Jem and the Holograms
Now You See Me 2 (June 6/16)
A mild improvement over its underwhelming predecessor, Now You See Me 2 follows the four horsemen (Jesse Eisenberg's Daniel, Woody Harrelson's Merritt, Dave Franco's Jack, and, taking over for Isla Fisher, Lizzy Caplan's Lula) as they're forced to pull off a seemingly impossible heist by a tech genius (Daniel Radcliffe's Walter). Filmmaker Jon M. Chu does an excellent job of initially drawing the viewer into the proceedings, as Now You See Me 2's first half boasts a series of better-than-anticipated interludes and set-pieces that perpetuate the impressively watchable atmosphere. (There is, for example, an absolutely enthralling scene in which the protagonists must work together to sneak an item past several security guards.) And although scripter Ed Solomon has peppered the narrative with bursts of welcome humor and unexpected twists, Now You See Me 2's palpably overlong running time (129 minutes!) ensures that the movie's midsection is as erratic and uneven as one could possibly envision - with the start-and-stop momentum perpetuated by an ongoing inclusion of needless (and somewhat incompetent) action sequences (eg an unexciting, time-wasting pursuit and fight through several back alleys). It's clear, too, that the protracted climactic stretch ensures that Now You See Me 2 ends on a seriously underwhelming note, and, like the original, it's ultimately impossible to walk away from the picture without wishing there had been more of an emphasis on actual magic.
Crazy Rich Asians (October 1/18)
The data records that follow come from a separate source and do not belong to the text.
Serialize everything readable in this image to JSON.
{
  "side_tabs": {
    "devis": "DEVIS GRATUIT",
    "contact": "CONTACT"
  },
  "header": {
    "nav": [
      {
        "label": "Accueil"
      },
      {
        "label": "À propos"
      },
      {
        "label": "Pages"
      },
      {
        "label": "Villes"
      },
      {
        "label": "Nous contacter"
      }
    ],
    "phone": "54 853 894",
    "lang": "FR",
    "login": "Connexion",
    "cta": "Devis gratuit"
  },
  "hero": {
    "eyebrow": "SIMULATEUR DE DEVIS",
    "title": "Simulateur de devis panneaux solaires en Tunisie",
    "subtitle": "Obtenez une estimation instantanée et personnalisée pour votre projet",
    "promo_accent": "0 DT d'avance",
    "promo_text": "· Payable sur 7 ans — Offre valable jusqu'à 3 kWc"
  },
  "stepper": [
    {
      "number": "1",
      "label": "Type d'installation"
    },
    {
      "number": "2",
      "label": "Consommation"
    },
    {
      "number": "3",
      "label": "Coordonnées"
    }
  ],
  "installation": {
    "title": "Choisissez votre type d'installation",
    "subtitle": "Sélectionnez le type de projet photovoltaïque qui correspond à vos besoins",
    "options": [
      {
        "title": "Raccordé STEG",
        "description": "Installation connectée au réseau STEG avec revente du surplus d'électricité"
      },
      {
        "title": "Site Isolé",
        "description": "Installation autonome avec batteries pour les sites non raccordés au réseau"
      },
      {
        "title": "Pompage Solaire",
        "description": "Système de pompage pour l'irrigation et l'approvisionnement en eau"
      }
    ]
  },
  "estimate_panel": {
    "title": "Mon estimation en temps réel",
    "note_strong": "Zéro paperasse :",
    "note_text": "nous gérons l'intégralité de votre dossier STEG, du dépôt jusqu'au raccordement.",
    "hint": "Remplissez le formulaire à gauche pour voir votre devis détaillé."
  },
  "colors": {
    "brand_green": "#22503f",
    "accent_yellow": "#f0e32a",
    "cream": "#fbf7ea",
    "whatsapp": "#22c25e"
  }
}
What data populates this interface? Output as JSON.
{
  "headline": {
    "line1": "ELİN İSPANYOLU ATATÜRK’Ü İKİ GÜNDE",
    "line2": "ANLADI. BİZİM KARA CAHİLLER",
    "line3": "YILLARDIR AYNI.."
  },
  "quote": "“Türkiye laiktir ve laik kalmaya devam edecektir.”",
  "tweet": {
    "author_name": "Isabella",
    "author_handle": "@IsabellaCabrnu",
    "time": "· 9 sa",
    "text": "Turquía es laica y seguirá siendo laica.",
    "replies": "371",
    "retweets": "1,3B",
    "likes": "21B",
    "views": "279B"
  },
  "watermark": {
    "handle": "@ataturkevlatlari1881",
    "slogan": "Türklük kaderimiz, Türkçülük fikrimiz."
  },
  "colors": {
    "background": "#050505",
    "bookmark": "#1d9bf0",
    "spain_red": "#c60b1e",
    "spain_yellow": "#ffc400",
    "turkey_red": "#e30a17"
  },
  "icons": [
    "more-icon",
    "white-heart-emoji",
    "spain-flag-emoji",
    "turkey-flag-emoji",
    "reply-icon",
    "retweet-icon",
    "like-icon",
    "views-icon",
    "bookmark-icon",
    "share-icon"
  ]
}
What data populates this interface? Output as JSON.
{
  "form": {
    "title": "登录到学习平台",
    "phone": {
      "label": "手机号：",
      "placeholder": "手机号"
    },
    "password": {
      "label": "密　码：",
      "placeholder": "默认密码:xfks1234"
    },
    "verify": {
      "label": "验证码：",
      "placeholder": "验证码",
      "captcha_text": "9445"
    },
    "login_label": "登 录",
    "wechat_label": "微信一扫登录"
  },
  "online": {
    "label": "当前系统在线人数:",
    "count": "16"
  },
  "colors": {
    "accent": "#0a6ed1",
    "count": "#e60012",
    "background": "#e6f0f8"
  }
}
Based on the book by Kevin Kwan, Crazy Rich Asians follows Constance Wu's Rachel Chu as she and her boyfriend (Henry Golding's Nick Young) travel to Singapore to attend a friend's wedding - with the narrative detailing Rachel's culture shock in the face of Nick's exceedingly wealthy family and their opulent lifestyle. Filmmaker Jon M. Chu has infused Crazy Rich Asians with an affable and mostly entertaining sensibility that's heightened by the stirring work of its various performers, with, especially, Wu and Golding's charismatic work as the likeable protagonists providing the viewer an effective entry point into Kwan's exceedingly excessive universe (ie the movie is otherwise mostly dominated by larger-than-life caricatures, including Awkwafina's Peik Lin and Ken Jeong's Wye Mun). It's fairly apparent, then, that the picture is at its best when focused on Rachel and Nick's exploits, as Chu, working from Peter Chiarelli and Adele Lim's screenplay, sporadically does delve a little too deeply into the superficial world of the movie's periphery figures (although, to be fair, this is an issue that was much more problematic in the bloated source material). The movie benefits, as well, from an ongoing emphasis on low-key, heartfelt moments (eg Rachel has an emotional conversation with her mother), and it's clear, too, that the various romcom-specific elements fare just as well as one might've hoped - which ensures, ultimately, that Crazy Rich Asians generally comes off as a delightful romantic comedy trapped within the confines of a bloated, hit-and-miss prestige production.